Tissington Trail, Ashbourne / Tissington:  The London and North-Western railway opened its line between Buxton and Ashbourne in 1899 and closed it in 1966. The line was purchased by the Peak National Park and Derbyshire County Council in 1971 and reopened as the Tissington Trail, for cyclists and walkers. The southern end of the trail starts just out of Ashbourne, on the Mapledon road.

Arbor Low, Parsley Hey / Youlgrave:  Arbor Low is the finest Stone Age ‘henge’ monument in the North of England, a site of unique archaeological and cultural interest. The site is situated on a high point 375 metres above sea level and, though it this not an impressive hill, the view on a fine day is stunning. It can be a bleak place in bad weather and a gorgeous spot on a fine spring morning, so the monument and its situation can hardly fail to impress the visitor.

Buxton Crescent, Buxton:  In the late 18th century Buxton followed the fashion of Bath and other centres and was developed as a spa by the great local landowner, the 5th Duke of Devonshire. At the time, he was making vast profits from his copper mines at nearby Ecton in the Manifold valley, and these are reputed to have paid for his building work in Buxton.

Mam Tor, Castleton:  Mam Tor is a famous viewpoint and landmark, rearing up above the valleys of Hope and Edale. Known as the ‘shivering mountain’, it is comprised of shale and the East face is a dramatic and loose expanse of crumbling rock. The area below the face is constantly on the move and each period of heavy rain undermines the loose shale and causes it to slip further down the valley.

Stanton Moor, Stanton in the Peak:  Stanton Moor is in a fine position overlooking both the Derwent and Wye valleys. Possibly it is for this reason that it was chosen as a centre by the Bronze Age inhabitants of the area, who have left so many traces of their occupation upon the moor.

Dovedale, Thorpe near Ashbourne:  Dovedale is the name given to the section of the Dove valley between Milldale and Thorpe Cloud, which contains some of the most spectacular limestone gorge scenery available in this country. Everywhere the river is flanked by steep cliffs, with numerous caves and rock pillars, of which Ilam Rock is only the most spectacular. Below Ilam Rock the valley narrows, and the path even has a short stretch where duck-boards have been erected to save walkers from having to wade the river. Then it opens out again and high on the left lies Reynard’s Cave, a large cave with a natural arch in front. From the cave you have a fine view of the Dale.

Peveril Castle, Castleton:  The imposing ruins of Peveril Castle stand high above the pretty village of Castleton in the heart of Derbyshire’s Peak District.  Mentioned in the Domesday survey, Peveril Castle is one of England’s earliest Norman fortresses. The keep was built by Henry II in 1176. A climb to the castle at the top of the hill to enjoy the breathtaking views over the Hope Valley is a highlight of a family day out in Castleton.

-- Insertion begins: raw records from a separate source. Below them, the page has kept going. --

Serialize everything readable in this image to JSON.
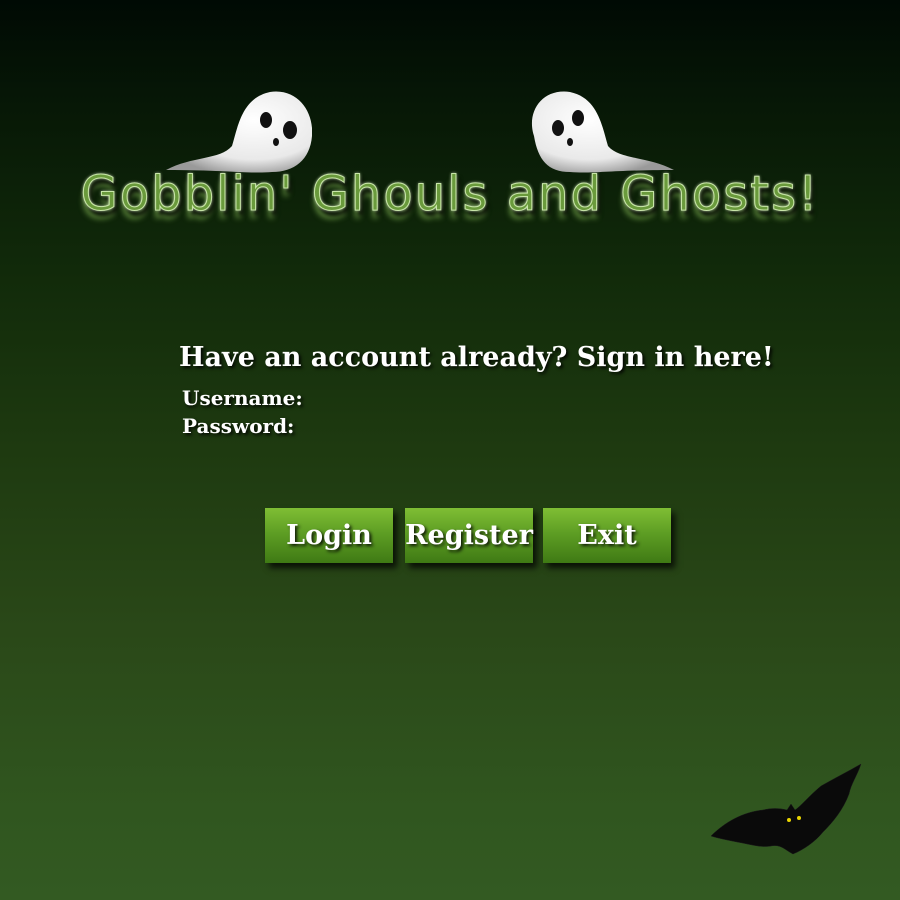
{
  "app": {
    "title": "Gobblin' Ghouls and Ghosts!"
  },
  "signin": {
    "heading": "Have an account already? Sign in here!",
    "username_label": "Username:",
    "password_label": "Password:",
    "username_value": "",
    "password_value": ""
  },
  "buttons": {
    "login": "Login",
    "register": "Register",
    "exit": "Exit"
  },
  "icons": {
    "ghost_left": "ghost-icon",
    "ghost_right": "ghost-icon",
    "bat": "bat-icon"
  },
  "colors": {
    "background_top": "#000a04",
    "background_bottom": "#335a22",
    "title_fill": "#6a9a3c",
    "button_green": "#5e9e24",
    "text": "#ffffff"
  }
}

Monsal Head, Monsal Head:  Monsal Head is a famous beauty spot with a magnificent view down Monsal Dale and up the Wye valley. The position is at a spot where the Wye, on its passage eastwards to meet the Derwent, encounters a band of harder rock and is forced to make a sharp turn southwards and carve its way through a high ridge of limestone. The view is spectacular, with the river far below, winding through a steep-sided and often rocky valley.

Stanage Edge, Hathersage:  Stanage is the largest and most impressive of the gritstone edges. Situated on the moors north of Hathersage, and visible from miles away down in the Hope Valley, it stretches for a length of approximately six kilometres (3.5 miles) from its northern tip at Stanage End to the southern point near the Cowper Stone. At about is mid-point the edge is crossed by Long Causeway, the old Roman road from Navio (Brough) to Doncaster. It is a famous location for rock-climbing and a popular spot for walkers.

The Roaches, Upperhulme:  The Roaches, with Hen Cloud and Ramshaw Rocks, form a gritstone escarpment which marks the south-western edge of the Peak. Best viewed from the approach along the Leek road, they stand as a line of silent sentinels guarding the entrance to the Peak District, worn into fantastic shapes by the elements.